This bank robbing slash extortion fable has many, many things to recommend it to the film-viewing public. Released in 2001, its initial appearance caused no more than a slightly raised eyebrow and perhaps even a slight smirk, dismissed as just another unsuccessful british attempt at a spoof crime film. To the contrary, High Heels and Low Lives is a refreshing and witty example of why there should be more gangster films with lead characters played by women.
Shannon (Minnie Driver) and Frances (Mary McCormack) make a very entertaining double act in extortion and blackmail as a diligent nurse and a down on her luck actress from America, who has been reduced to putting all her acting skills into auditioning to voice an animated alien tomato.

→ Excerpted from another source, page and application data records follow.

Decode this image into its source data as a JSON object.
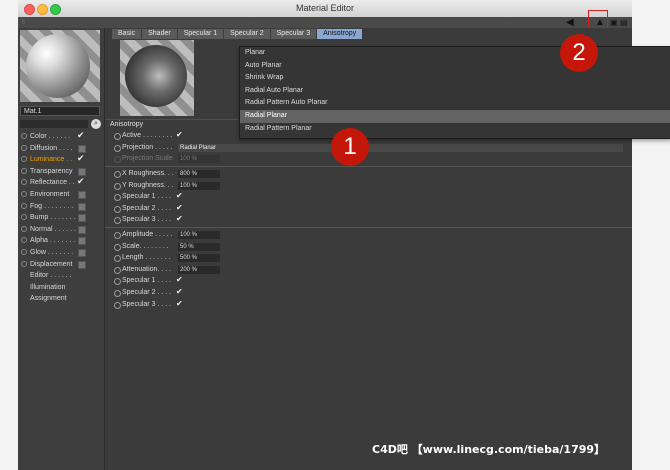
{
  "window": {
    "title": "Material Editor"
  },
  "left": {
    "material_name": "Mat.1",
    "channels": [
      {
        "label": "Color",
        "dots": ". . . . . .",
        "checked": true,
        "active": false
      },
      {
        "label": "Diffusion",
        "dots": ". . . .",
        "checked": false,
        "active": false
      },
      {
        "label": "Luminance",
        "dots": ". .",
        "checked": true,
        "active": true
      },
      {
        "label": "Transparency",
        "dots": "",
        "checked": false,
        "active": false
      },
      {
        "label": "Reflectance",
        "dots": ". .",
        "checked": true,
        "active": false
      },
      {
        "label": "Environment",
        "dots": "",
        "checked": false,
        "active": false
      },
      {
        "label": "Fog",
        "dots": ". . . . . . . .",
        "checked": false,
        "active": false
      },
      {
        "label": "Bump",
        "dots": ". . . . . . .",
        "checked": false,
        "active": false
      },
      {
        "label": "Normal",
        "dots": ". . . . . .",
        "checked": false,
        "active": false
      },
      {
        "label": "Alpha",
        "dots": ". . . . . . .",
        "checked": false,
        "active": false
      },
      {
        "label": "Glow",
        "dots": ". . . . . . .",
        "checked": false,
        "active": false
      },
      {
        "label": "Displacement",
        "dots": "",
        "checked": false,
        "active": false
      }
    ],
    "subitems": [
      "Editor . . . . . .",
      "Illumination",
      "Assignment"
    ]
  },
  "tabs": [
    "Basic",
    "Shader",
    "Specular 1",
    "Specular 2",
    "Specular 3",
    "Anisotropy"
  ],
  "active_tab": "Anisotropy",
  "section_title": "Anisotropy",
  "props": {
    "active_label": "Active . . . . . . . .",
    "projection_label": "Projection . . . . .",
    "projection_value": "Radial Planar",
    "projection_scale_label": "Projection Scale",
    "projection_scale_value": "100 %",
    "x_roughness_label": "X Roughness. . .",
    "x_roughness_value": "800 %",
    "y_roughness_label": "Y Roughness. . .",
    "y_roughness_value": "100 %",
    "spec1_label": "Specular 1 . . . .",
    "spec2_label": "Specular 2 . . . .",
    "spec3_label": "Specular 3 . . . .",
    "amplitude_label": "Amplitude . . . . .",
    "amplitude_value": "100 %",
    "scale_label": "Scale. . . . . . . .",
    "scale_value": "50 %",
    "length_label": "Length . . . . . . .",
    "length_value": "500 %",
    "attenuation_label": "Attenuation. . . .",
    "attenuation_value": "200 %",
    "spec1b_label": "Specular 1 . . . .",
    "spec2b_label": "Specular 2 . . . .",
    "spec3b_label": "Specular 3 . . . ."
  },
  "dropdown": {
    "options": [
      "Planar",
      "Auto Planar",
      "Shrink Wrap",
      "Radial Auto Planar",
      "Radial Pattern Auto Planar",
      "Radial Planar",
      "Radial Pattern Planar"
    ],
    "selected_index": 5
  },
  "annotations": {
    "marker1": "1",
    "marker2": "2"
  },
  "watermark": "C4D吧 【www.linecg.com/tieba/1799】",
  "colors": {
    "active_tab": "#8aa7d2",
    "active_channel": "#f5a000",
    "marker": "#c4170a"
  },
  "icons": {
    "check": "✔",
    "arrow_left": "◀",
    "arrow_up": "▲"
  }
}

Shannon and Frances come home after a drunken night out and, by overhearing a phone conversation, find out that a nearby bank is at that very moment being robbed. They go to the local nick to report it but the police are up to their armpits in drunks and decline to attend. The ladies later discover that the bank job netted the robbers ten million squid and understandably decide to blackmail them for a few hundred grand. Shannon wants the money for the hospital, for an incubator thing or some tubey stuff, Frances wants it because the money was in bank safety deposit boxes and was probably stolen in the first place.
The big bosses of the racket get involved and things turn very real, inevitably ending in the traditional style of such films: a massive shoot out.
How many films can boast such scenes; an American woman [pretending to be a man] swearing down the phone in a (not bad) cockney accent, demanding lots of money from a gangster while he threatens her. Frances, seemingly undaunted, intones in her excellent impression of an east London tough guy: “Save the big scary gangster talk twathead, just get that money ready or else”. This is followed by a bitter struggle over a briefcase in a field near Three Bridges, while a herd of cows look bemusedly on. There are also numerous scenes where Danny Dyer plays to his strengths: his character is a supremely irritating amateur thief and he manages it exactly.
There is an excellent cast alongside Driver and McCormack; comedians Kevin Eldon and Mark Williams play bumbling detectives on the tail of the ladies while they are on the tail of Danny (Dyer) and his bosses Mason (Kevin McNally) and Kendrick (the brilliant Michael Gambon). The dialogue is never boring and the gangsters, while being very amusing and stereotypically gangster-y, still retain an edge of menace. There is some cool London location work, especially the scenes where Frances and Shannon discuss their next move on top of a disused train bridge overlooking happening Shoreditch and another in which Kerrigan fumes at seeing his name on a billboard in Westminster.
Mel Smith directed this fun film, which has fairly few negative points considering the well-trodden subject matter. The most annoying negative is definitely the very unimaginative women’s lib ending, but as it’s the last minute of the film it is mostly forgivable. The cheesy gangster/blackmail scenes are conducted with a great sense of humour and aplomb which is missing in many other films of this type. If you haven’t seen High Heels and Low Lifes, do give it a go; this is one piece of british cinema which may not have been ‘commercially successful‘, but definitely deserves a wider audience.